Mr Fox and Mr Badger sharing the lawn.

Friday, December 10, 2021

Lichfield

 As it is Friday here are five from the small city of Lichfield in Staffordshire. I always enjoy visiting and it's just over thirty miles away, via Stone and Rugely so not too far to travel.

1.  The Cathedral

 The distinctive three spires can be spotted across the fields as you approach the city. Lights were being put on the outside tree ready for the evening illuminations.

It is the only medieval three spired cathedral in the UK and is the burial place of Anglo Saxon Missionary St Chad. 

St Chad

St Chad's Gospels are on display in the beautiful Chapter House.  I did take some photos of the interior which I may use for a separte post.

2.  Shopping

There were some lovely festive shop windows  full of beautiful things.

3.  Historical Connections

The city's most famous residents were Samuel Johnson (1709 - 1784) and Erasmus Darwin (1731 - 1802).  Also the actor David Garrick (1717 -1779) whose mother was the daughter of a vicar at the Cathedral. Both DrJohnson and Dr Darwin have their own museum.  The theatre is named after David Garrick.  

 Dr Johnson's birthplace Museum and Bookshop.

Dr Johnson's statue in the Market Square.  There is a statue of his friend and biographer James Boswell at the other end of the the square.

 Erasmus Darwin's house museum and his medicinal herb garden.

4.  The Minster Pool

We sat on the opposite side of the pool to eat sandwiches closely watched by black headed gulls and Canada geese.

  When we first arrived we had coffee and a mince pie in Birds.  Luckily it was quiet and not all the tables were full.  Shopping done we returned everything to the car and went up to the Cathedral to see the Christmas Trees.

5. The Christmas Tree Festival

 The Cathedral was full of music as rehearsals for a concert were taking place

We heard the same piece of music time after time. So now I can't get it out of my head.

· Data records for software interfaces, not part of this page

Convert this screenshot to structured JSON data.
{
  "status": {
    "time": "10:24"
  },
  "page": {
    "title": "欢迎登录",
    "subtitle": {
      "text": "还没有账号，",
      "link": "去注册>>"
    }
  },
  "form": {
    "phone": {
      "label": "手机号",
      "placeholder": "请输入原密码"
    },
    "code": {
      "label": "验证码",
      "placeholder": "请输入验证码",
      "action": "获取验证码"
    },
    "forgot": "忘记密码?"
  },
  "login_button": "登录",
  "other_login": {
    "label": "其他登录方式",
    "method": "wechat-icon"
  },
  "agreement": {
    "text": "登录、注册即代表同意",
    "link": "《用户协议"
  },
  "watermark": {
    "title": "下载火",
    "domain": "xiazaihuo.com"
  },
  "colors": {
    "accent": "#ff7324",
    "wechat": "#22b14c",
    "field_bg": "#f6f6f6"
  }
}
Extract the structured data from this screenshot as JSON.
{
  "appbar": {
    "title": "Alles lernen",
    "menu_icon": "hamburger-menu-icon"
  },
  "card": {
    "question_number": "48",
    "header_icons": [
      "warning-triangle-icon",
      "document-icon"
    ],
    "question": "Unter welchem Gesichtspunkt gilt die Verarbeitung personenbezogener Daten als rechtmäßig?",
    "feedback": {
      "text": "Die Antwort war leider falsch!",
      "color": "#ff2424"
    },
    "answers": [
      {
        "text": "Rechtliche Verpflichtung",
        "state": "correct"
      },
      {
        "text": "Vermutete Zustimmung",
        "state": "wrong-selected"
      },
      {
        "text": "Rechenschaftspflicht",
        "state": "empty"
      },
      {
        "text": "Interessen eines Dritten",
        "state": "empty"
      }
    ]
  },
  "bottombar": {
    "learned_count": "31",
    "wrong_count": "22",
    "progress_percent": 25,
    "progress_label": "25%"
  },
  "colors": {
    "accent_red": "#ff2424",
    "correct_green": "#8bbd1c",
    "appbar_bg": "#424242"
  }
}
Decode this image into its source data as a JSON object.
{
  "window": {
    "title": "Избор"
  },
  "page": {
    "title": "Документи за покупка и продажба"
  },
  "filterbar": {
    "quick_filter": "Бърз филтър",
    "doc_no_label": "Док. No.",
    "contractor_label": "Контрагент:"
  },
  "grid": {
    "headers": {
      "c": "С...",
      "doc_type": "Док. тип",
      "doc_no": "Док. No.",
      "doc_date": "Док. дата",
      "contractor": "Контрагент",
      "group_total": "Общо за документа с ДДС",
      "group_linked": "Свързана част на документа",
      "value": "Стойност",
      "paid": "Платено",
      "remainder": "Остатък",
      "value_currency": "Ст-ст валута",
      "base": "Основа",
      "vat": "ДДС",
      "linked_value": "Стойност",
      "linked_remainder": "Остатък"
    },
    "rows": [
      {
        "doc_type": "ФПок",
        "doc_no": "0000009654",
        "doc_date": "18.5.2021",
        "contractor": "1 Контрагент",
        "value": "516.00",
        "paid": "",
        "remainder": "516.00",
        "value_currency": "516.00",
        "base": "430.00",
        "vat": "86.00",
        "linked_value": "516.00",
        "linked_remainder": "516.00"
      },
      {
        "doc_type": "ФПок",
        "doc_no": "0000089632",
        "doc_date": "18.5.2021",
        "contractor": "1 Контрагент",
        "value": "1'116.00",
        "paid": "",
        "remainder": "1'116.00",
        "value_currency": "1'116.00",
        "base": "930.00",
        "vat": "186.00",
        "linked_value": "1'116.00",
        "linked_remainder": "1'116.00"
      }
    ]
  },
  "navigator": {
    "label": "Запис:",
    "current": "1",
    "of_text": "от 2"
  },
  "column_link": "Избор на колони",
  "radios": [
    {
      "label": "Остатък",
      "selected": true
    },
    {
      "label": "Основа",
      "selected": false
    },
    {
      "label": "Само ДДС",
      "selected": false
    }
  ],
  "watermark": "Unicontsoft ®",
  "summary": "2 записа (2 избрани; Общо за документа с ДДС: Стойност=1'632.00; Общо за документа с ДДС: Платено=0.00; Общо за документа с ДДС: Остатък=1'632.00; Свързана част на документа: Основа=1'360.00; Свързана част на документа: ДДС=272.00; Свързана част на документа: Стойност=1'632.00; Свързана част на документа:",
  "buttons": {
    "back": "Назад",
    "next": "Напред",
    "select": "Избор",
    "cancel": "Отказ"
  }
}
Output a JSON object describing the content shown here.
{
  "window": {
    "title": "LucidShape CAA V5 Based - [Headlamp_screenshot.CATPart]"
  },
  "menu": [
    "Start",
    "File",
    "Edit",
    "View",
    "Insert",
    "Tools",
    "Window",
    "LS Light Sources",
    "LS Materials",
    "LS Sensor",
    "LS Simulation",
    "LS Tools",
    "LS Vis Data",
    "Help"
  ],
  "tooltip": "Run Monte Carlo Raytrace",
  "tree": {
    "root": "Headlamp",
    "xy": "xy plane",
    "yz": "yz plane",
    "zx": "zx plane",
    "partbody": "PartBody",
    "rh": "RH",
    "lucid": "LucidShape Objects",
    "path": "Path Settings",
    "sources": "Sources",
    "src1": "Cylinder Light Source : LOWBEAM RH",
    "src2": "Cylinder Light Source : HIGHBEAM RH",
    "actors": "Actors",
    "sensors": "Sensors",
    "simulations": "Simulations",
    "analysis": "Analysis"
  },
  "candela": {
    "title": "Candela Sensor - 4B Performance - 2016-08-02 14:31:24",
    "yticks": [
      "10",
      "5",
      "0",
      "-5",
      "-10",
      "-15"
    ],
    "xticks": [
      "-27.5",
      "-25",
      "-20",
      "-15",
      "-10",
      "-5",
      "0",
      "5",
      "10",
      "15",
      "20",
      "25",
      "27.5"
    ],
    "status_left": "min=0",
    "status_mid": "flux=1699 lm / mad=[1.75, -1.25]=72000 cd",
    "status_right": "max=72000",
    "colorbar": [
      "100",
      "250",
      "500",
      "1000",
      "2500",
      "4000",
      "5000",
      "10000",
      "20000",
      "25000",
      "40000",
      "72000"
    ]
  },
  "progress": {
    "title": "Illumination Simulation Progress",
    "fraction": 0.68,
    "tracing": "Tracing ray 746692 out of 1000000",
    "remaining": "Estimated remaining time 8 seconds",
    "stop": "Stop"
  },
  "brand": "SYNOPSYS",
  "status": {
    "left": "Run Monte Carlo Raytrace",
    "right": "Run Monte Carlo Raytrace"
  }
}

The trees were very pretty and thoughtfully decorated by all the participants.

Tokens were being sold so you could award them to your favourite trees.  It was hard to choose but in the end our two favourites were by the Staffordshire Gardens and Parks Trust and the National Memorial Arboretum.


All for now.  Take care.